(DATA UNDER STUDY Opens)
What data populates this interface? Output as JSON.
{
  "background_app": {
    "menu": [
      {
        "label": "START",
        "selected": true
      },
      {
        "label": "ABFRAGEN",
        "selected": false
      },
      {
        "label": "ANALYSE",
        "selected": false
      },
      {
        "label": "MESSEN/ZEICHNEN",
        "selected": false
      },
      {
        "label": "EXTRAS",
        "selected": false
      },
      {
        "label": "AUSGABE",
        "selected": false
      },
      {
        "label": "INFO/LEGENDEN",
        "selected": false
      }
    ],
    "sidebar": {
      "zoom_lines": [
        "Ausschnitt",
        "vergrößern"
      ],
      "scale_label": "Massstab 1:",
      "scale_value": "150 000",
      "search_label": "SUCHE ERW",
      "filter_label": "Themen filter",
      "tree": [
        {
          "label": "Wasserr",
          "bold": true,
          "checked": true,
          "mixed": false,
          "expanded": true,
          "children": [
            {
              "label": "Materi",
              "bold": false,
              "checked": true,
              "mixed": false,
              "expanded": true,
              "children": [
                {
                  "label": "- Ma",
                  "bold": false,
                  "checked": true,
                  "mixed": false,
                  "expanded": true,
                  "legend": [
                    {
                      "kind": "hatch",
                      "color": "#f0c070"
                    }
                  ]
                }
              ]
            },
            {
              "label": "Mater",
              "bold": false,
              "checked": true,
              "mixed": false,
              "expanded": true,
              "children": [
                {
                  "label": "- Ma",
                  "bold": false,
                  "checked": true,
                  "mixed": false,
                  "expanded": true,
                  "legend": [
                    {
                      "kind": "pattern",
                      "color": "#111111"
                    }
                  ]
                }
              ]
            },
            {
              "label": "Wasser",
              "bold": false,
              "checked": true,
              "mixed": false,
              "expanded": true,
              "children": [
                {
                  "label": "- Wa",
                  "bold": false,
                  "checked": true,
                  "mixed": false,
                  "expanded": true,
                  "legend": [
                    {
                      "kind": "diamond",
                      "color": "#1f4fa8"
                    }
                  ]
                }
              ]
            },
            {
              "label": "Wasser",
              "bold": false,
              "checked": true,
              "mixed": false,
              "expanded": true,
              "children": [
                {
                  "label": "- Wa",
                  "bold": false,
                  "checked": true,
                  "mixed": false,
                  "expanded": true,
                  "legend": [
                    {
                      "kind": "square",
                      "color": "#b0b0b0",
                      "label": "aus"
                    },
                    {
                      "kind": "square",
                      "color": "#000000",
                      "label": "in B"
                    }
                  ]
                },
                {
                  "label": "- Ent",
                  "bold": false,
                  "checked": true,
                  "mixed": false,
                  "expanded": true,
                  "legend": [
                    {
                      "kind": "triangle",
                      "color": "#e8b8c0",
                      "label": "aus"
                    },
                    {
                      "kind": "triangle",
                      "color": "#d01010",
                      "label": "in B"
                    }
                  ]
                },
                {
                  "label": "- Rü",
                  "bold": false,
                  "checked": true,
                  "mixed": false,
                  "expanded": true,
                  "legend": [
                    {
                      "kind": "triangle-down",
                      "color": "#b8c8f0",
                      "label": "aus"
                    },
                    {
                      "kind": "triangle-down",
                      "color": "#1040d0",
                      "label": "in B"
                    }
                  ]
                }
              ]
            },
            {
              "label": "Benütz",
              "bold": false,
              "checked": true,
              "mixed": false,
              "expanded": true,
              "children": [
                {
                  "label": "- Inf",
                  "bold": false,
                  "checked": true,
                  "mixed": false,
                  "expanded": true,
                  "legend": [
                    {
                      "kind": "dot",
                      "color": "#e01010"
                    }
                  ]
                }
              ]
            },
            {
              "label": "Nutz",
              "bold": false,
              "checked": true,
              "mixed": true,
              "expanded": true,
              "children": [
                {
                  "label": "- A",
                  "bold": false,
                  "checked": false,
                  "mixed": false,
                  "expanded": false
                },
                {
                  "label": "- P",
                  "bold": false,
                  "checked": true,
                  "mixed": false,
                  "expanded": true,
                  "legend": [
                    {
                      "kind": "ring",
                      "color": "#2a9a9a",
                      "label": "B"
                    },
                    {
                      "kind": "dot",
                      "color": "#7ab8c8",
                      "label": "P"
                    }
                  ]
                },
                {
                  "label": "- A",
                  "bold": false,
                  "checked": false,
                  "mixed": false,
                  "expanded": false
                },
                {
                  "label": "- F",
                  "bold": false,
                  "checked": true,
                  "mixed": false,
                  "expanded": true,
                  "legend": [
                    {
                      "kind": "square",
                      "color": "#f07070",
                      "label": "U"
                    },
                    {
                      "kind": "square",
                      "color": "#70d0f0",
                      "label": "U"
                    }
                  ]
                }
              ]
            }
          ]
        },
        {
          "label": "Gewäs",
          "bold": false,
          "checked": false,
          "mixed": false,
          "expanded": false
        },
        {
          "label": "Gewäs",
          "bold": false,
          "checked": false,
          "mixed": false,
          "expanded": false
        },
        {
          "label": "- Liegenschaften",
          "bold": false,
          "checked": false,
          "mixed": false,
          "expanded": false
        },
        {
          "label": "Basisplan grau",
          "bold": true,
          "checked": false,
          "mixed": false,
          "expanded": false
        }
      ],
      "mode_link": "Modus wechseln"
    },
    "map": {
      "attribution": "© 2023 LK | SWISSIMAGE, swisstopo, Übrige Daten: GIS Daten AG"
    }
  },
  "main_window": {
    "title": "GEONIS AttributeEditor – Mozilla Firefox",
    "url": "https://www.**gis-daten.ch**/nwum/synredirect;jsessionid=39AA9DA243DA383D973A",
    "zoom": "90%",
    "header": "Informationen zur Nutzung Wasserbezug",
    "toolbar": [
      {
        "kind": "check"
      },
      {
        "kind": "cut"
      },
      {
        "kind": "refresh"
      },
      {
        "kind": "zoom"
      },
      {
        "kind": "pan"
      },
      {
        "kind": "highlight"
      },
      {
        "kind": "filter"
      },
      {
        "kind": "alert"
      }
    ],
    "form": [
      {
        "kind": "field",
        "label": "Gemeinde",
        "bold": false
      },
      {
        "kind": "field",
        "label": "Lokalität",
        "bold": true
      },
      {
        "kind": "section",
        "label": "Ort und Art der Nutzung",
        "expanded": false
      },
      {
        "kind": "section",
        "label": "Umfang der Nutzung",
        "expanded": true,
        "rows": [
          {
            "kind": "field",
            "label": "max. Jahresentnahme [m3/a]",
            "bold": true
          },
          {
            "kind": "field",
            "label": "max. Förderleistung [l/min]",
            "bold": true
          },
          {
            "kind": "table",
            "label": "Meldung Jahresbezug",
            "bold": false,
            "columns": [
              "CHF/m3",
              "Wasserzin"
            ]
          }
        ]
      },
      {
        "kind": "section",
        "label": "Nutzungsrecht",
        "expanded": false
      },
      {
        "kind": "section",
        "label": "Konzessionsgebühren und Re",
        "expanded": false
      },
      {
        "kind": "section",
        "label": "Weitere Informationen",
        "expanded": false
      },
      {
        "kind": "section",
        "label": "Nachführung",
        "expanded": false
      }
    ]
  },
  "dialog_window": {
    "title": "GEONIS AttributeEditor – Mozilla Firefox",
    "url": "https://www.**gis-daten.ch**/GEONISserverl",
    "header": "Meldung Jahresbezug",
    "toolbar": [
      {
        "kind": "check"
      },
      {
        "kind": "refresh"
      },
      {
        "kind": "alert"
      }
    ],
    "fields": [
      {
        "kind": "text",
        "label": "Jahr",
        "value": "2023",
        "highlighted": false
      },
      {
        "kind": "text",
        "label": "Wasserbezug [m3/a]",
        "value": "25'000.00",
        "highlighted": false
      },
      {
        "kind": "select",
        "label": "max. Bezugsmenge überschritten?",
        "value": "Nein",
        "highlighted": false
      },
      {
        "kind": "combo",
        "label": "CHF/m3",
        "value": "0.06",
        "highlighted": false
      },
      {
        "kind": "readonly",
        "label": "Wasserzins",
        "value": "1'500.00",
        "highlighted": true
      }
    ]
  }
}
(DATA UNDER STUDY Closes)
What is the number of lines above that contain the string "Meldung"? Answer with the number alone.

2